• **Aim of the task**: Set down the entries below exactly as written.

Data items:
****************

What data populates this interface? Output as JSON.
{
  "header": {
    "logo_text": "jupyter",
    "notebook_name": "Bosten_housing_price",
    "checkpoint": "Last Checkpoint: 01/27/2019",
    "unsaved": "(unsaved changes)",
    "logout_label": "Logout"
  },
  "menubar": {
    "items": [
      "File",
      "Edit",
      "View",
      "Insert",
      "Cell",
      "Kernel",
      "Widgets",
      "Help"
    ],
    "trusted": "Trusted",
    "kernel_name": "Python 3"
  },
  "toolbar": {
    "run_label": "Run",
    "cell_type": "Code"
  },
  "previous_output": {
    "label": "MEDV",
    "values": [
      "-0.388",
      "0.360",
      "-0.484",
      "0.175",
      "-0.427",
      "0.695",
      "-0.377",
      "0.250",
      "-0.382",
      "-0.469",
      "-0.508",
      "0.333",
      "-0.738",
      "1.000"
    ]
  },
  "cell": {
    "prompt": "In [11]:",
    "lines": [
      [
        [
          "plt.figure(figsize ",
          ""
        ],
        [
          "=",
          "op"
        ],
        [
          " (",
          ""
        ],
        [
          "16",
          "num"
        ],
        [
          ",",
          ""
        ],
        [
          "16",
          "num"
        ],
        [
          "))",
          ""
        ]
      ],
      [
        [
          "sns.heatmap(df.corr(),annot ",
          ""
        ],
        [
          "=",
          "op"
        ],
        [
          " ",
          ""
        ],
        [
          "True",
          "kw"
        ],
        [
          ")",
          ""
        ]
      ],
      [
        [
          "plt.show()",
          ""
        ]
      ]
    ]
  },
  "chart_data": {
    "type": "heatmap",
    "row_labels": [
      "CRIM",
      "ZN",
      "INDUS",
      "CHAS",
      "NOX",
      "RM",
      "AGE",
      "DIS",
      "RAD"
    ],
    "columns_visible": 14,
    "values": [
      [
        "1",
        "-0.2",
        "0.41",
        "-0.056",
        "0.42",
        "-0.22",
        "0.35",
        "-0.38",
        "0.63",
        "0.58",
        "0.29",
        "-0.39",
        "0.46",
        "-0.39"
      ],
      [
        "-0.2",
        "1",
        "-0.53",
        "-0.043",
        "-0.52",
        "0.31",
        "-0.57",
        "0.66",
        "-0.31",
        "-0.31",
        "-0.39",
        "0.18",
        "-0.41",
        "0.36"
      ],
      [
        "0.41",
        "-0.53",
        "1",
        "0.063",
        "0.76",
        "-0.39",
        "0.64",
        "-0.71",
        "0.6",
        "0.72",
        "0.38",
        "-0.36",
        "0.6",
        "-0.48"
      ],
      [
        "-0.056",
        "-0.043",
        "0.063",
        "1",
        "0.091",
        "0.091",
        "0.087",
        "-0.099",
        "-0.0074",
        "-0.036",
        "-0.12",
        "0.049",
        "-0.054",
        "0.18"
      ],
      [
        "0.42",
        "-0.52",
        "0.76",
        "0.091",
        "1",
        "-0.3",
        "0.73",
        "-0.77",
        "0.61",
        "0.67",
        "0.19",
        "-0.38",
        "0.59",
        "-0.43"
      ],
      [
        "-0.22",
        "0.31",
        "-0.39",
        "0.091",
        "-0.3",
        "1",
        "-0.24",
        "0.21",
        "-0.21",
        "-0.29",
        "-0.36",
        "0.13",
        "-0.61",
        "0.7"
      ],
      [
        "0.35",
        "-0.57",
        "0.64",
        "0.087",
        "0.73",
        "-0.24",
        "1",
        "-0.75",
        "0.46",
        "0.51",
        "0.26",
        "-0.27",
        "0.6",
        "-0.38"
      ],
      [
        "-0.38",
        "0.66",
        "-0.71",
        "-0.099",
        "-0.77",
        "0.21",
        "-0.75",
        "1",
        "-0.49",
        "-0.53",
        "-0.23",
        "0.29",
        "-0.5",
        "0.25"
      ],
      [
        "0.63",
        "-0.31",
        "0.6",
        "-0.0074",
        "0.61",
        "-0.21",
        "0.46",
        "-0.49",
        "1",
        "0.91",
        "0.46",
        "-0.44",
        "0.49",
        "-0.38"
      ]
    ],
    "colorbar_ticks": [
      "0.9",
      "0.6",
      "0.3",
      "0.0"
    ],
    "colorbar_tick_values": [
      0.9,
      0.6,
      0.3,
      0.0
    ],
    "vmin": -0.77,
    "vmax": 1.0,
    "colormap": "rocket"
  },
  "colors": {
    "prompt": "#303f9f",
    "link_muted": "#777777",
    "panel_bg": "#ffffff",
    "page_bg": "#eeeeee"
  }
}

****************

• **Solution to this problem**:
What data populates this interface? Output as JSON.
{
  "header": {
    "logo_text": "jupyter",
    "notebook_name": "Bosten_housing_price",
    "checkpoint": "Last Checkpoint: 01/27/2019",
    "unsaved": "(unsaved changes)",
    "logout_label": "Logout"
  },
  "menubar": {
    "items": [
      "File",
      "Edit",
      "View",
      "Insert",
      "Cell",
      "Kernel",
      "Widgets",
      "Help"
    ],
    "trusted": "Trusted",
    "kernel_name": "Python 3"
  },
  "toolbar": {
    "run_label": "Run",
    "cell_type": "Code"
  },
  "previous_output": {
    "label": "MEDV",
    "values": [
      "-0.388",
      "0.360",
      "-0.484",
      "0.175",
      "-0.427",
      "0.695",
      "-0.377",
      "0.250",
      "-0.382",
      "-0.469",
      "-0.508",
      "0.333",
      "-0.738",
      "1.000"
    ]
  },
  "cell": {
    "prompt": "In [11]:",
    "lines": [
      [
        [
          "plt.figure(figsize ",
          ""
        ],
        [
          "=",
          "op"
        ],
        [
          " (",
          ""
        ],
        [
          "16",
          "num"
        ],
        [
          ",",
          ""
        ],
        [
          "16",
          "num"
        ],
        [
          "))",
          ""
        ]
      ],
      [
        [
          "sns.heatmap(df.corr(),annot ",
          ""
        ],
        [
          "=",
          "op"
        ],
        [
          " ",
          ""
        ],
        [
          "True",
          "kw"
        ],
        [
          ")",
          ""
        ]
      ],
      [
        [
          "plt.show()",
          ""
        ]
      ]
    ]
  },
  "chart_data": {
    "type": "heatmap",
    "row_labels": [
      "CRIM",
      "ZN",
      "INDUS",
      "CHAS",
      "NOX",
      "RM",
      "AGE",
      "DIS",
      "RAD"
    ],
    "columns_visible": 14,
    "values": [
      [
        "1",
        "-0.2",
        "0.41",
        "-0.056",
        "0.42",
        "-0.22",
        "0.35",
        "-0.38",
        "0.63",
        "0.58",
        "0.29",
        "-0.39",
        "0.46",
        "-0.39"
      ],
      [
        "-0.2",
        "1",
        "-0.53",
        "-0.043",
        "-0.52",
        "0.31",
        "-0.57",
        "0.66",
        "-0.31",
        "-0.31",
        "-0.39",
        "0.18",
        "-0.41",
        "0.36"
      ],
      [
        "0.41",
        "-0.53",
        "1",
        "0.063",
        "0.76",
        "-0.39",
        "0.64",
        "-0.71",
        "0.6",
        "0.72",
        "0.38",
        "-0.36",
        "0.6",
        "-0.48"
      ],
      [
        "-0.056",
        "-0.043",
        "0.063",
        "1",
        "0.091",
        "0.091",
        "0.087",
        "-0.099",
        "-0.0074",
        "-0.036",
        "-0.12",
        "0.049",
        "-0.054",
        "0.18"
      ],
      [
        "0.42",
        "-0.52",
        "0.76",
        "0.091",
        "1",
        "-0.3",
        "0.73",
        "-0.77",
        "0.61",
        "0.67",
        "0.19",
        "-0.38",
        "0.59",
        "-0.43"
      ],
      [
        "-0.22",
        "0.31",
        "-0.39",
        "0.091",
        "-0.3",
        "1",
        "-0.24",
        "0.21",
        "-0.21",
        "-0.29",
        "-0.36",
        "0.13",
        "-0.61",
        "0.7"
      ],
      [
        "0.35",
        "-0.57",
        "0.64",
        "0.087",
        "0.73",
        "-0.24",
        "1",
        "-0.75",
        "0.46",
        "0.51",
        "0.26",
        "-0.27",
        "0.6",
        "-0.38"
      ],
      [
        "-0.38",
        "0.66",
        "-0.71",
        "-0.099",
        "-0.77",
        "0.21",
        "-0.75",
        "1",
        "-0.49",
        "-0.53",
        "-0.23",
        "0.29",
        "-0.5",
        "0.25"
      ],
      [
        "0.63",
        "-0.31",
        "0.6",
        "-0.0074",
        "0.61",
        "-0.21",
        "0.46",
        "-0.49",
        "1",
        "0.91",
        "0.46",
        "-0.44",
        "0.49",
        "-0.38"
      ]
    ],
    "colorbar_ticks": [
      "0.9",
      "0.6",
      "0.3",
      "0.0"
    ],
    "colorbar_tick_values": [
      0.9,
      0.6,
      0.3,
      0.0
    ],
    "vmin": -0.77,
    "vmax": 1.0,
    "colormap": "rocket"
  },
  "colors": {
    "prompt": "#303f9f",
    "link_muted": "#777777",
    "panel_bg": "#ffffff",
    "page_bg": "#eeeeee"
  }
}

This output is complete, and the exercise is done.